◆ **What you are asked to do**
The answer should be every line below, retyped exactly.

Data extracted from a collection:
=== Section Start ===

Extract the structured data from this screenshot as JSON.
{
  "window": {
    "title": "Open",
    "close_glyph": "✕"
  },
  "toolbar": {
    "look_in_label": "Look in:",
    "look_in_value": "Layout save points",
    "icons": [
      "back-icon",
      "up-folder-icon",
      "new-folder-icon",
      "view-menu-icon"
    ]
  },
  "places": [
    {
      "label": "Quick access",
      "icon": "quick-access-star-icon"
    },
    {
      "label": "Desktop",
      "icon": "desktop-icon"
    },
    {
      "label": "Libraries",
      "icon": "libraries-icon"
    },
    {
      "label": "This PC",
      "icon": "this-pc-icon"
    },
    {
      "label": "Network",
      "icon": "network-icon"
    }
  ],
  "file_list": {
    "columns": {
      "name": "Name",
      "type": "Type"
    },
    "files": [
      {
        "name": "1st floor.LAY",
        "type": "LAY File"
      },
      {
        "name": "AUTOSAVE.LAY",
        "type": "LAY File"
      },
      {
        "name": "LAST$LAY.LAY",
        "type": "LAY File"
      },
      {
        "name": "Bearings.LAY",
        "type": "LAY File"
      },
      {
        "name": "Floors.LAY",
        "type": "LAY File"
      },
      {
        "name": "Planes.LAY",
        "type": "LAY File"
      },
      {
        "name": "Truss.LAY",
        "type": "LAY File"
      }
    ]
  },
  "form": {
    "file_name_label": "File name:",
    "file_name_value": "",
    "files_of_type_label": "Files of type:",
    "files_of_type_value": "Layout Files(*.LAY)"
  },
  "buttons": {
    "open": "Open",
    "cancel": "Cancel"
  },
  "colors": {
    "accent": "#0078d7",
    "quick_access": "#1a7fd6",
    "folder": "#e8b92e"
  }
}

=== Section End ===

◆ **Response to this exercise**
Extract the structured data from this screenshot as JSON.
{
  "window": {
    "title": "Open",
    "close_glyph": "✕"
  },
  "toolbar": {
    "look_in_label": "Look in:",
    "look_in_value": "Layout save points",
    "icons": [
      "back-icon",
      "up-folder-icon",
      "new-folder-icon",
      "view-menu-icon"
    ]
  },
  "places": [
    {
      "label": "Quick access",
      "icon": "quick-access-star-icon"
    },
    {
      "label": "Desktop",
      "icon": "desktop-icon"
    },
    {
      "label": "Libraries",
      "icon": "libraries-icon"
    },
    {
      "label": "This PC",
      "icon": "this-pc-icon"
    },
    {
      "label": "Network",
      "icon": "network-icon"
    }
  ],
  "file_list": {
    "columns": {
      "name": "Name",
      "type": "Type"
    },
    "files": [
      {
        "name": "1st floor.LAY",
        "type": "LAY File"
      },
      {
        "name": "AUTOSAVE.LAY",
        "type": "LAY File"
      },
      {
        "name": "LAST$LAY.LAY",
        "type": "LAY File"
      },
      {
        "name": "Bearings.LAY",
        "type": "LAY File"
      },
      {
        "name": "Floors.LAY",
        "type": "LAY File"
      },
      {
        "name": "Planes.LAY",
        "type": "LAY File"
      },
      {
        "name": "Truss.LAY",
        "type": "LAY File"
      }
    ]
  },
  "form": {
    "file_name_label": "File name:",
    "file_name_value": "",
    "files_of_type_label": "Files of type:",
    "files_of_type_value": "Layout Files(*.LAY)"
  },
  "buttons": {
    "open": "Open",
    "cancel": "Cancel"
  },
  "colors": {
    "accent": "#0078d7",
    "quick_access": "#1a7fd6",
    "folder": "#e8b92e"
  }
}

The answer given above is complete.